Closeted Traditions and Sexual Curiosities in Harper Lee's NoveleBook - 2011
"How often does a novel earn its author both the Presidential Medal of Freedom, awarded to Harper Lee by George W. Bush in 2007, and a spot on a list of "100 best gay and lesbian novels"? Clearly, To Kill a Mockingbird, Lee's Pulitzer Prize-winning tale of race relations and coming of age in Depression-era Alabama, means many different things to many different people ... Holly Blackford invites the reader to view Lee's beloved novel in parallel with works by other iconic American writers--from Emerson, Whitman, Stowe, and Twain to James, Wharton, McCullers, Capote, and others. In the process, she locates the book amid contesting literary traditions while simultaneously exploring the rich ambiguities that define its characters."--Publisher site.

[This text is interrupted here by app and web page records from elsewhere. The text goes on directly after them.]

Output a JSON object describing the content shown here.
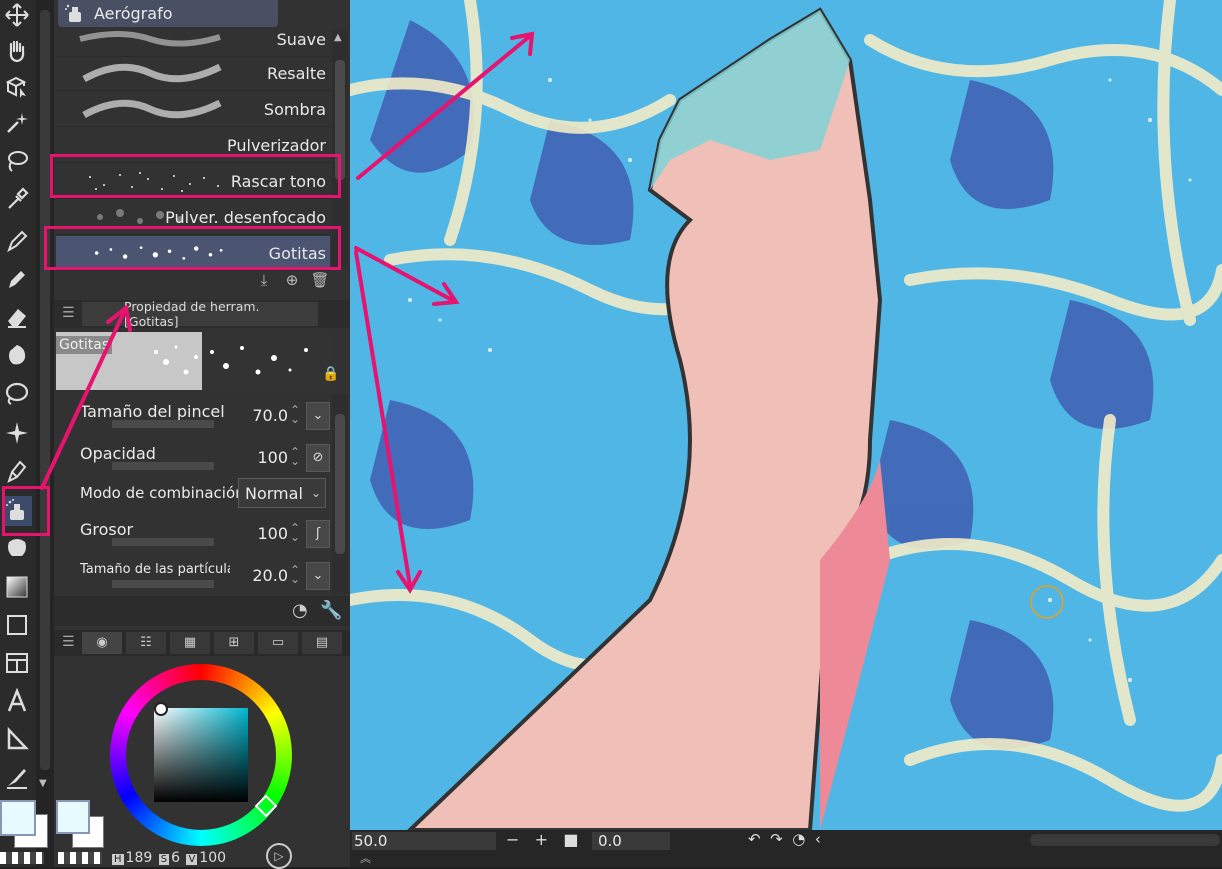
{
  "subtool": {
    "group_name": "Aerógrafo",
    "brushes": [
      {
        "label": "Suave"
      },
      {
        "label": "Resalte"
      },
      {
        "label": "Sombra"
      },
      {
        "label": "Pulverizador"
      },
      {
        "label": "Rascar tono"
      },
      {
        "label": "Pulver. desenfocado"
      },
      {
        "label": "Gotitas"
      }
    ],
    "selected": "Gotitas"
  },
  "tool_property": {
    "tab_title": "Propiedad de herram. [Gotitas]",
    "preview_name": "Gotitas",
    "rows": [
      {
        "label": "Tamaño del pincel",
        "value": "70.0"
      },
      {
        "label": "Opacidad",
        "value": "100"
      },
      {
        "label": "Grosor",
        "value": "100"
      },
      {
        "label": "Tamaño de las partículas",
        "value": "20.0"
      }
    ],
    "blend_mode_label": "Modo de combinación",
    "blend_mode_value": "Normal"
  },
  "color": {
    "main": "#e7fbff",
    "h_label": "H",
    "h_value": "189",
    "s_label": "S",
    "s_value": "6",
    "v_label": "V",
    "v_value": "100"
  },
  "statusbar": {
    "zoom": "50.0",
    "angle": "0.0"
  },
  "icons": [
    "move-icon",
    "hand-icon",
    "object-icon",
    "magic-wand-icon",
    "lasso-icon",
    "eyedropper-icon",
    "pen-icon",
    "pencil-icon",
    "eraser-icon",
    "blend-icon",
    "fill-icon",
    "sparkle-icon",
    "inking-pen-icon",
    "airbrush-icon",
    "gradient-icon",
    "rectangle-icon",
    "frame-icon",
    "text-icon",
    "ruler-icon",
    "correction-icon"
  ],
  "colors": {
    "accent": "#e8136e",
    "selection": "#4b5470",
    "water": "#4fb6e6",
    "skin": "#f0c0b8"
  }
}
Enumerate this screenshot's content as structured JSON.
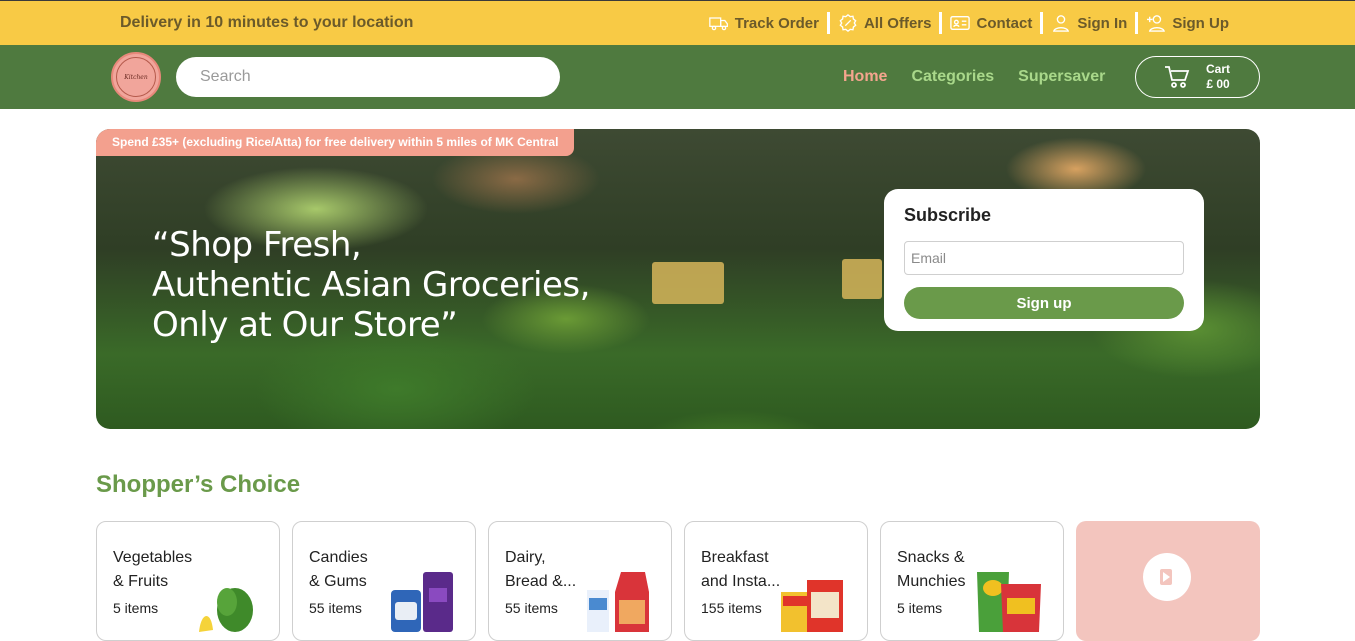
{
  "topbar": {
    "delivery_text": "Delivery in 10 minutes to your location",
    "links": [
      {
        "label": "Track Order",
        "icon": "truck-icon"
      },
      {
        "label": "All Offers",
        "icon": "offer-badge-icon"
      },
      {
        "label": "Contact",
        "icon": "contact-card-icon"
      },
      {
        "label": "Sign In",
        "icon": "user-icon"
      },
      {
        "label": "Sign Up",
        "icon": "user-plus-icon"
      }
    ],
    "color": "#f8ca45"
  },
  "nav": {
    "logo_text": "Kitchen",
    "search_placeholder": "Search",
    "links": {
      "home": "Home",
      "categories": "Categories",
      "supersaver": "Supersaver"
    },
    "cart": {
      "label": "Cart",
      "amount": "£ 00"
    },
    "color": "#4f7a3f"
  },
  "hero": {
    "banner": "Spend £35+ (excluding Rice/Atta) for free delivery within 5 miles of MK Central",
    "quote_line1": "“Shop Fresh,",
    "quote_line2": "Authentic Asian Groceries,",
    "quote_line3": "Only at Our Store”",
    "subscribe": {
      "title": "Subscribe",
      "email_placeholder": "Email",
      "button": "Sign up"
    }
  },
  "shoppers_choice": {
    "title": "Shopper’s Choice",
    "cards": [
      {
        "line1": "Vegetables",
        "line2": "& Fruits",
        "count": "5 items"
      },
      {
        "line1": "Candies",
        "line2": "& Gums",
        "count": "55 items"
      },
      {
        "line1": "Dairy,",
        "line2": "Bread &...",
        "count": "55 items"
      },
      {
        "line1": "Breakfast",
        "line2": "and Insta...",
        "count": "155 items"
      },
      {
        "line1": "Snacks &",
        "line2": "Munchies",
        "count": "5 items"
      }
    ]
  }
}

Publisher: Knoxville : University of Tennessee Press, 2011.
Characteristics: 1 online resource (349 pages)